The above image is Mack, a black Border Collie mix I had the pleasure of photographing a few weeks ago. I will be the first to admit that he was probably one of the easiest dogs I’ve ever had to photograph, in terms of getting him positioned or interacting in a way I wanted. Mandy Kennedy, dog trainer of Unleashed Dog Training in El Dorado Hills, had everything else under control making my work that much easier. The challenge for this session, or any session involving a pet with very dark fur, was knowing how to best photograph a black dog.
This topic comes up time and time again in photography forums and online articles. I will admit that I always enjoy both the variations and similarities of the answers from different photographers. In this situation with Mack, I could have used fill flash or even a reflector because he had the temperament that would have allowed me to do so. But I have found that some dogs, and specifically shelter dogs that have not received adequate exposure to the world, can sometimes freak out with the use of a flash or big scary reflector. In these instances, I will work completely with all natural light.

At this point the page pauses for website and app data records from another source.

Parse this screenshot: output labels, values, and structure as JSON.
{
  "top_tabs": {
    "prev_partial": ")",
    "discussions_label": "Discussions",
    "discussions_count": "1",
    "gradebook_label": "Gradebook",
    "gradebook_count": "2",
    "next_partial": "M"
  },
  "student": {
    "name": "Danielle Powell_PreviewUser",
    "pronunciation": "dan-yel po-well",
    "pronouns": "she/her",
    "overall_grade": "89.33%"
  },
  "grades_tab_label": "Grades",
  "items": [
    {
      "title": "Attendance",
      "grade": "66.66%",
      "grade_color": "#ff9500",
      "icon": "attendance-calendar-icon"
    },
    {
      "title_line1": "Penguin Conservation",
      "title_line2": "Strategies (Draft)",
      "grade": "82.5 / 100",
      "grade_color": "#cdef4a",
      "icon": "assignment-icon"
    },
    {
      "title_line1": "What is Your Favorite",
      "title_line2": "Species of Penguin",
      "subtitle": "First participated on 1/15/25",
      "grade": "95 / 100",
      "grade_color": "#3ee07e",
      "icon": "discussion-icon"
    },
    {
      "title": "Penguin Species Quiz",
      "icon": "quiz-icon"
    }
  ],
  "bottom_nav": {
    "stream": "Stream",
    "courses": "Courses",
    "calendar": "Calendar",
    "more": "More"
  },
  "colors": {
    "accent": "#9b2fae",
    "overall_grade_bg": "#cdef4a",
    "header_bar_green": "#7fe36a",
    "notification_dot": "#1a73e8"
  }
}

So how do you photograph a black dog using all natural light and achieve an acceptable image that doesn’t end up looking like a black blob or possible Bigfoot sighting? I thought I would share some of my thoughts on how I do it.

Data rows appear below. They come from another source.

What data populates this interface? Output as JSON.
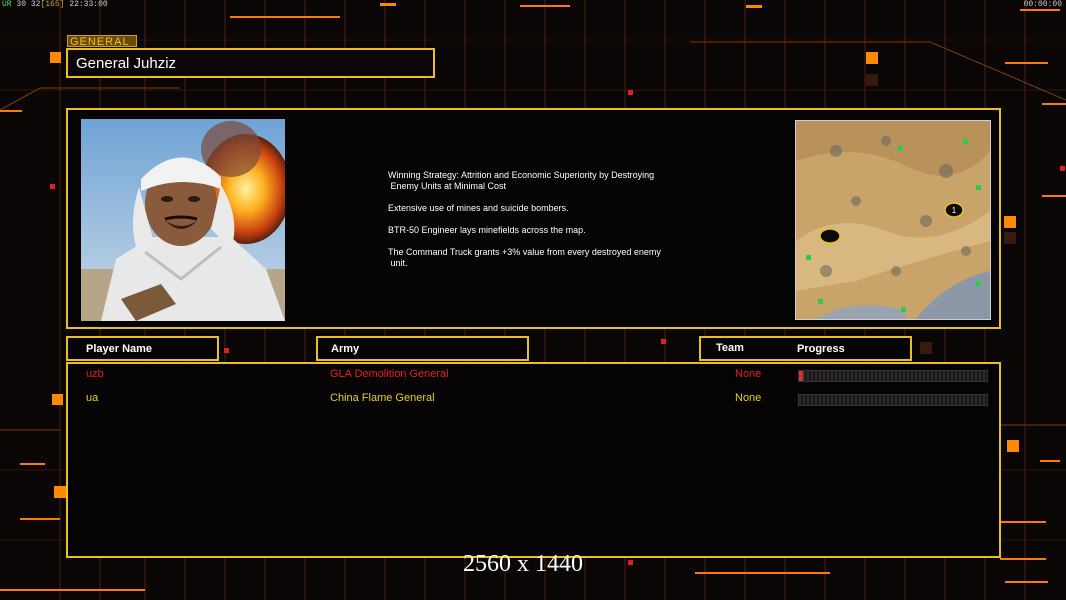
{
  "hud": {
    "left_prefix": "UR",
    "left_a": "30",
    "left_b": "32",
    "left_c": "[165]",
    "left_time": "22:33:00",
    "right_time": "00:00:00"
  },
  "general": {
    "tag": "GENERAL",
    "name": "General Juhziz"
  },
  "strategy": [
    "Winning Strategy: Attrition and Economic Superiority by Destroying\n Enemy Units at Minimal Cost",
    "Extensive use of mines and suicide bombers.",
    "BTR-50 Engineer lays minefields across the map.",
    "The Command Truck grants +3% value from every destroyed enemy\n unit."
  ],
  "headers": {
    "player_name": "Player Name",
    "army": "Army",
    "team": "Team",
    "progress": "Progress"
  },
  "players": [
    {
      "name": "uzb",
      "army": "GLA Demolition General",
      "team": "None",
      "progress": 0.02,
      "color": "#e02020"
    },
    {
      "name": "ua",
      "army": "China Flame General",
      "team": "None",
      "progress": 0,
      "color": "#e8d020"
    }
  ],
  "minimap": {
    "start_positions": [
      "1"
    ]
  },
  "footer": {
    "resolution": "2560 x 1440"
  },
  "colors": {
    "accent": "#e8c020",
    "background": "#0a0606",
    "decor_orange": "#ff8a00"
  }
}
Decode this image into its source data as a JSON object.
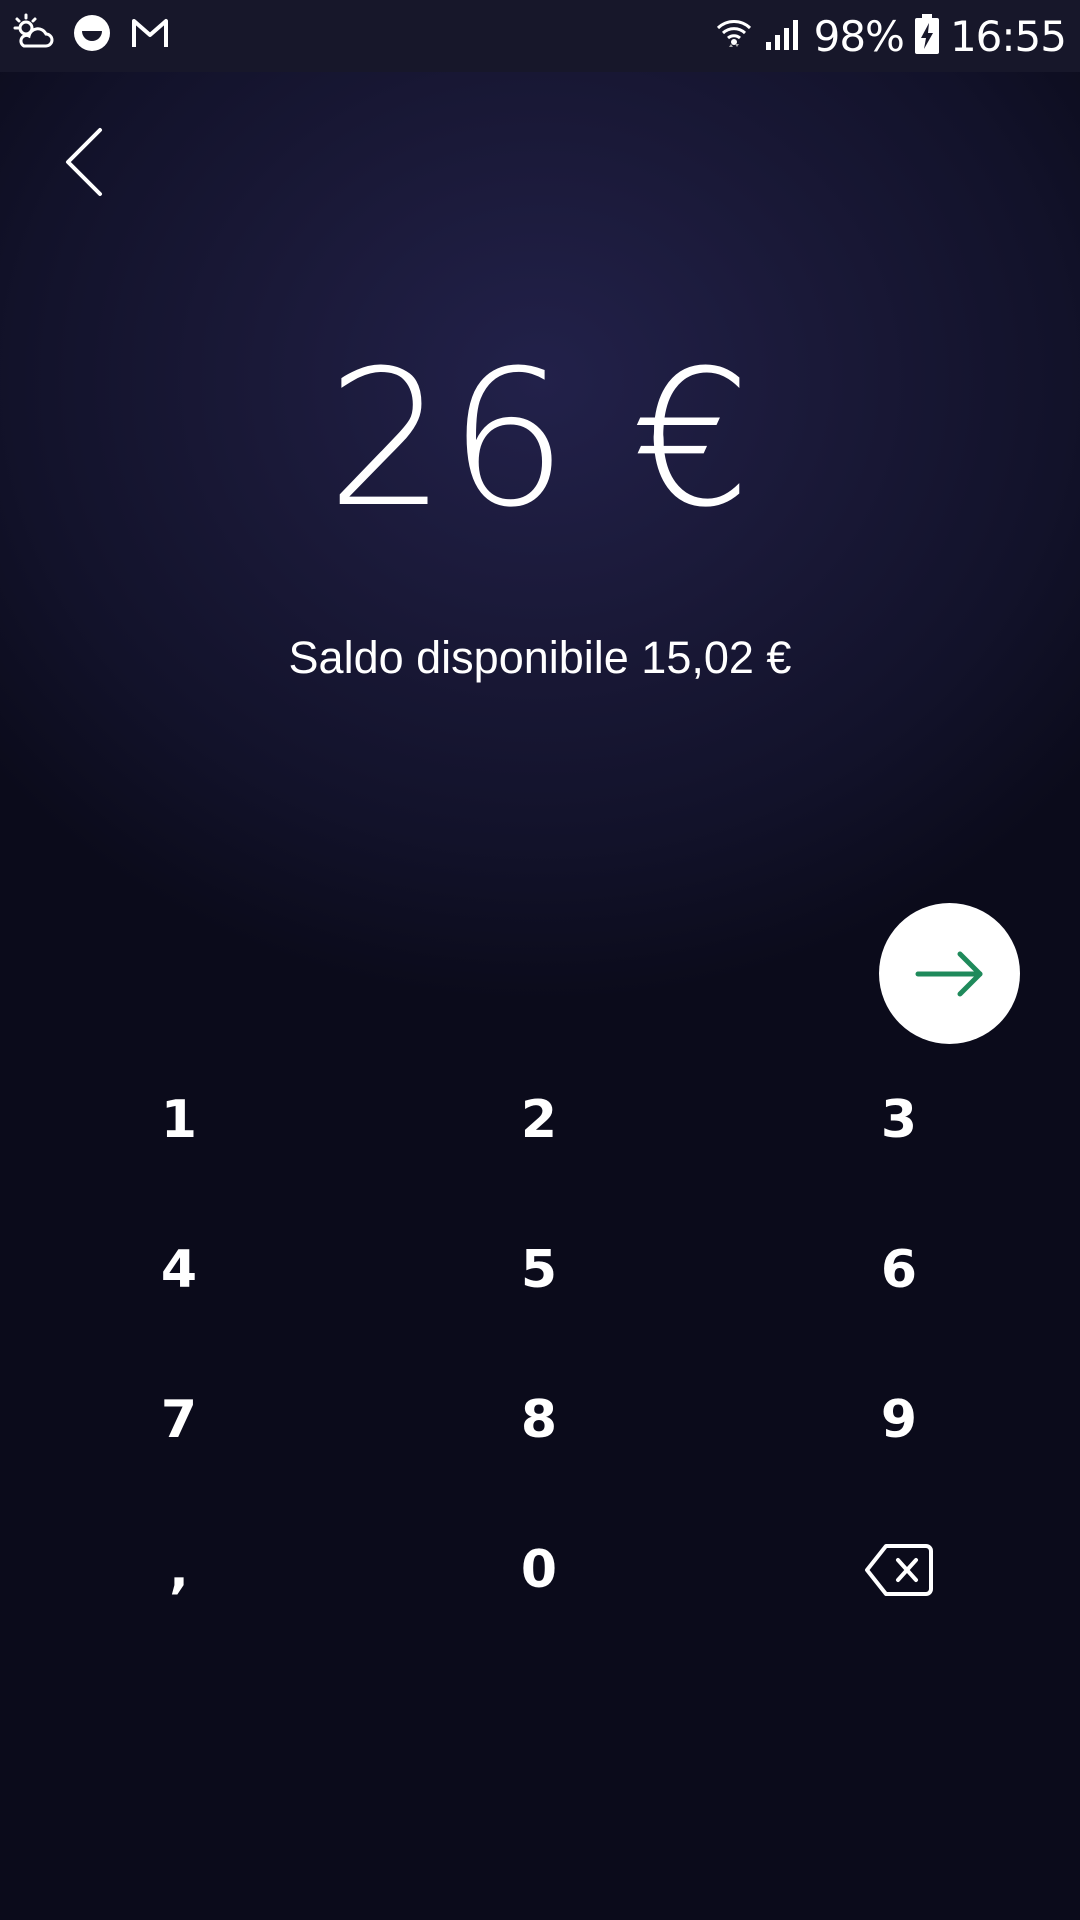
{
  "status_bar": {
    "left_icons": [
      "weather-icon",
      "app-icon",
      "gmail-icon"
    ],
    "battery": "98%",
    "time": "16:55"
  },
  "amount": {
    "value": "26 €"
  },
  "balance": {
    "text": "Saldo disponibile 15,02 €"
  },
  "keypad": {
    "keys": [
      "1",
      "2",
      "3",
      "4",
      "5",
      "6",
      "7",
      "8",
      "9",
      ",",
      "0"
    ]
  },
  "colors": {
    "accent": "#1f8a5b",
    "background": "#12122a",
    "text": "#ffffff"
  }
}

Find the light. Not just any light, but definitely lots of light that is not too harsh. For shooting outdoor portraits, I personally love to photograph in the early morning or late afternoon to early evening, depending on the time of year. You don’t want the sunlight so harsh it makes the dog’s eyes squint when facing the direction of the sun. As a side note, this past year I’ve been using an app called The Photographer’s Ephemeris (TPE) that helps me determine the best time of day for an outdoor session at a specific location. It’s a wonderful tool that allows me to more accurately schedule future sessions during the times that meet my specific lighting requirements.

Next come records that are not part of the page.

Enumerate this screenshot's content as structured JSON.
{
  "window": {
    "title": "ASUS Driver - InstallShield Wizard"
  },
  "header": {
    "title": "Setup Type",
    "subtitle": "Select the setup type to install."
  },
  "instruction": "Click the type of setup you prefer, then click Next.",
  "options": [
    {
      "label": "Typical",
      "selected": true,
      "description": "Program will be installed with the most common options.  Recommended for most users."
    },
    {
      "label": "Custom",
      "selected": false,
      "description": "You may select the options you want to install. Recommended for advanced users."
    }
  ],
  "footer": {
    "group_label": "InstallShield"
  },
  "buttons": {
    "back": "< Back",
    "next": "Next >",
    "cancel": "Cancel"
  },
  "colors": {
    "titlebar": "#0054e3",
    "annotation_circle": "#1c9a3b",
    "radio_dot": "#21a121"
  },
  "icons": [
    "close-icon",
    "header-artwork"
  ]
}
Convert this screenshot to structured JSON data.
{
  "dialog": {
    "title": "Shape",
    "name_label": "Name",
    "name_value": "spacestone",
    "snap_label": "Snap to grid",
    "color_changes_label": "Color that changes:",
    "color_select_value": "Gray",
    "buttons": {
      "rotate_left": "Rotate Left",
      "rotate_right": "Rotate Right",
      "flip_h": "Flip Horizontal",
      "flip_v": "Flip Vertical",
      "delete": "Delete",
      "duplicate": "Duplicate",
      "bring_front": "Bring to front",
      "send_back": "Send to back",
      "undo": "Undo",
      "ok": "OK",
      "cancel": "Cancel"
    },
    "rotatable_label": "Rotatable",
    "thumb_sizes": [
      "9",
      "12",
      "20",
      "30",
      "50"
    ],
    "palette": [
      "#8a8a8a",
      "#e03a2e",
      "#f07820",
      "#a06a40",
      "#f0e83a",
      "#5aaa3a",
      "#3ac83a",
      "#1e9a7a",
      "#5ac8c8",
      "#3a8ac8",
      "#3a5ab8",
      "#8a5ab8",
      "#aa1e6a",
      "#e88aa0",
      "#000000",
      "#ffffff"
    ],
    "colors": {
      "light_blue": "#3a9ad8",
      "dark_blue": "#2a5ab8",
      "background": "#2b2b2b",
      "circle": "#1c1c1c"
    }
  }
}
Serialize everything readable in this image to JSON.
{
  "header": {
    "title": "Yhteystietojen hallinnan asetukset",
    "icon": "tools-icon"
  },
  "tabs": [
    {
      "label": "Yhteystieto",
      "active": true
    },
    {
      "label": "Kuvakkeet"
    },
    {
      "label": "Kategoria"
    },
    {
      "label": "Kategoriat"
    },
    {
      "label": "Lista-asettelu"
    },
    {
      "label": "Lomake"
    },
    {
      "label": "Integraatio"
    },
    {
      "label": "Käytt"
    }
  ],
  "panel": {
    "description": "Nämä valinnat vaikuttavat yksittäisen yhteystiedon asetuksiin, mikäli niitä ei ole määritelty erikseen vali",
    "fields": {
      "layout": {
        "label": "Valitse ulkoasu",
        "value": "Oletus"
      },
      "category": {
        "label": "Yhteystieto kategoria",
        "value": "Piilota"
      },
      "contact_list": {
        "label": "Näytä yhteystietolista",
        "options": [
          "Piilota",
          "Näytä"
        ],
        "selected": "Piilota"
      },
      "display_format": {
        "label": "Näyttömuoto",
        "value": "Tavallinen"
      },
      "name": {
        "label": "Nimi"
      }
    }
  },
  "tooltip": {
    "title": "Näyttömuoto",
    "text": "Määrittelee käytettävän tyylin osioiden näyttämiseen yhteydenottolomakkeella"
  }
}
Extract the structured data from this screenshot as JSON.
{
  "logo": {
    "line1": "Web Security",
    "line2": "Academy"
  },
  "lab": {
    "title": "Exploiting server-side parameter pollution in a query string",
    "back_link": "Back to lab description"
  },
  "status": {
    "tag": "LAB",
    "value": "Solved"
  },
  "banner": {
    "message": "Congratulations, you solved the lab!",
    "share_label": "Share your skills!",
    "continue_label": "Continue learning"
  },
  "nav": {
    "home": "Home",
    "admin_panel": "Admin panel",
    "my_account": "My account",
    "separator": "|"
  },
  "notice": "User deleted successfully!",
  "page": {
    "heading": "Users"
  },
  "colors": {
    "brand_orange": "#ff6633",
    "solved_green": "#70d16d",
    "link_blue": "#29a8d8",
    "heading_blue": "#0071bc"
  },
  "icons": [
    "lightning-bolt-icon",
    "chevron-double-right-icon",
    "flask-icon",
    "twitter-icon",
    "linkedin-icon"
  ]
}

Know the direction of the sun. The light from the sun can be used to create catchlights in the dog’s eyes, ensuring your photo will capture some kind of expression. Without catchlights, pets can look expressionless and ghostly. Pay extra attention to your dog if he has long fur over his eyes. Long fur can cause a shadow over the eyes making it even more challenging to get catchlights. I’ve taken many, many photos of Pippin with no catchlights when his fur was grown out. In these instances, try positioning yourself so that you are somewhat elevated from the dog (with the sun behind or closely to the side of you), encouraging him to look at least slightly up towards you (the camera). During early evenings or as the sun lowers, it does become easier to get those beautiful catchlights, particularly of the dogs with long fur. Obviously I didn’t need to be concerned with that in the case of Mack here.
Choose medium tones for backgrounds. Without the use of flash, it is best to locate backgrounds that are within a tonal range that’s not so spread out from the color of the dog. In other words, avoid taking a photo of him with a bright background, but don’t choose a color so dark that he just blends into the background. If you’re using a point and shoot camera or even shooting with a camera like mine in a mode ‘other’ than manual, getting good exposure will be close to impossible if at all if the tones are too contrasting. For black dogs, I like to look for textured walls and grounds or green foliage.
Take advantage of reflective surfaces. Using reflective surfaces will provide you with even more areas of opportunity to achieve catchlights and see more detail in the fur. Look around for surfaces like cemented walkways or sides of buildings, water in lakes and pools, light-colored sand or pebble walkways and paths, or even wearing a white shirt can be helpful. The image below was taken in 2010 with my very first DSLR, a Canon Rebel XSi (worth approximately $150.00) and a 50mm lens ($100). This black lab was on the cement walkway, near a pool with green background. The image isn’t the same quality as I get with the equipment I use today, but it does demonstrate that even with less adequate gear you can still get a nice picture of a black dog if you know what settings you should use (both in camera and in the environment).
Get good exposure. To get good, ‘consistent’ exposure when photographing a black dog in natural light, it is my opinion that you need to know how to shoot in manual mode. Understanding how your shutter speed, aperture, and ISO work together is extremely valuable when working with animals with very dark (or very light) fur. I tend to use partial metering (Canon speak) when photographing black dogs and spot metering only when I need to. This is also where I really have to give thanks to photographer and teacher Michael Willems. I initially learned how to use speedlights through his blog and by performing his suggested practices, I actually learned how to shoot in manual mode and understand how it works.
Practice. Ah yes, and finally practice. I don’t grow unless I actually take the time to do things repetitiously. Growing and developing my skills as a photographer has come with lots of practice and trial and error. It’s fun and sometimes even embarrassing when I look back at my old work. But I would not be where I am today without practice, nor will I ever get to where I want to go tomorrow.